## WHAT THE TASK ASKS
Skip the pictures. Copy all the rest of the records down exactly.

===== DATA TO EXAMINE

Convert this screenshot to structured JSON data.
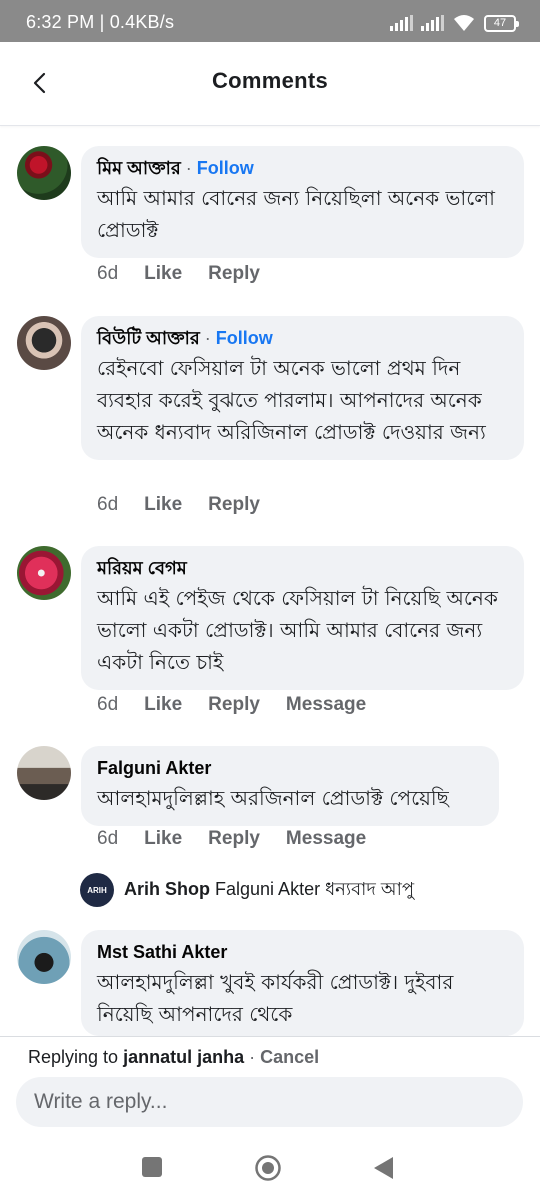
{
  "status_bar": {
    "time_speed": "6:32 PM | 0.4KB/s",
    "battery": "47"
  },
  "header": {
    "title": "Comments",
    "back_icon": "chevron-left-icon"
  },
  "comments": [
    {
      "name": "মিম আক্তার",
      "follow": "Follow",
      "text": "আমি আমার বোনের জন্য নিয়েছিলা অনেক ভালো প্রোডাক্ট",
      "time": "6d",
      "like": "Like",
      "reply": "Reply"
    },
    {
      "name": "বিউটি আক্তার",
      "follow": "Follow",
      "text": "রেইনবো ফেসিয়াল টা অনেক ভালো প্রথম দিন ব্যবহার করেই বুঝতে পারলাম। আপনাদের অনেক অনেক ধন্যবাদ অরিজিনাল প্রোডাক্ট দেওয়ার জন্য",
      "time": "6d",
      "like": "Like",
      "reply": "Reply"
    },
    {
      "name": "মরিয়ম বেগম",
      "text": "আমি এই পেইজ থেকে ফেসিয়াল টা নিয়েছি অনেক ভালো একটা প্রোডাক্ট। আমি আমার বোনের জন্য একটা নিতে চাই",
      "time": "6d",
      "like": "Like",
      "reply": "Reply",
      "message": "Message"
    },
    {
      "name": "Falguni Akter",
      "text": "আলহামদুলিল্লাহ অরজিনাল প্রোডাক্ট পেয়েছি",
      "time": "6d",
      "like": "Like",
      "reply": "Reply",
      "message": "Message"
    },
    {
      "name": "Mst Sathi Akter",
      "text": "আলহামদুলিল্লা খুবই কার্যকরী প্রোডাক্ট। দুইবার নিয়েছি আপনাদের থেকে"
    }
  ],
  "page_reply": {
    "logo_text": "ARIH",
    "name": "Arih Shop",
    "text": "Falguni Akter ধন্যবাদ আপু"
  },
  "composer": {
    "replying_prefix": "Replying to",
    "replying_name": "jannatul janha",
    "separator": "·",
    "cancel": "Cancel",
    "placeholder": "Write a reply..."
  },
  "nav": {
    "recent": "square-icon",
    "home": "circle-icon",
    "back": "triangle-back-icon"
  },
  "colors": {
    "accent": "#1877f2",
    "bubble": "#f0f2f5",
    "muted": "#65676b"
  }
}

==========

## EXERCISE RESPONSE
Convert this screenshot to structured JSON data.
{
  "status_bar": {
    "time_speed": "6:32 PM | 0.4KB/s",
    "battery": "47"
  },
  "header": {
    "title": "Comments",
    "back_icon": "chevron-left-icon"
  },
  "comments": [
    {
      "name": "মিম আক্তার",
      "follow": "Follow",
      "text": "আমি আমার বোনের জন্য নিয়েছিলা অনেক ভালো প্রোডাক্ট",
      "time": "6d",
      "like": "Like",
      "reply": "Reply"
    },
    {
      "name": "বিউটি আক্তার",
      "follow": "Follow",
      "text": "রেইনবো ফেসিয়াল টা অনেক ভালো প্রথম দিন ব্যবহার করেই বুঝতে পারলাম। আপনাদের অনেক অনেক ধন্যবাদ অরিজিনাল প্রোডাক্ট দেওয়ার জন্য",
      "time": "6d",
      "like": "Like",
      "reply": "Reply"
    },
    {
      "name": "মরিয়ম বেগম",
      "text": "আমি এই পেইজ থেকে ফেসিয়াল টা নিয়েছি অনেক ভালো একটা প্রোডাক্ট। আমি আমার বোনের জন্য একটা নিতে চাই",
      "time": "6d",
      "like": "Like",
      "reply": "Reply",
      "message": "Message"
    },
    {
      "name": "Falguni Akter",
      "text": "আলহামদুলিল্লাহ অরজিনাল প্রোডাক্ট পেয়েছি",
      "time": "6d",
      "like": "Like",
      "reply": "Reply",
      "message": "Message"
    },
    {
      "name": "Mst Sathi Akter",
      "text": "আলহামদুলিল্লা খুবই কার্যকরী প্রোডাক্ট। দুইবার নিয়েছি আপনাদের থেকে"
    }
  ],
  "page_reply": {
    "logo_text": "ARIH",
    "name": "Arih Shop",
    "text": "Falguni Akter ধন্যবাদ আপু"
  },
  "composer": {
    "replying_prefix": "Replying to",
    "replying_name": "jannatul janha",
    "separator": "·",
    "cancel": "Cancel",
    "placeholder": "Write a reply..."
  },
  "nav": {
    "recent": "square-icon",
    "home": "circle-icon",
    "back": "triangle-back-icon"
  },
  "colors": {
    "accent": "#1877f2",
    "bubble": "#f0f2f5",
    "muted": "#65676b"
  }
}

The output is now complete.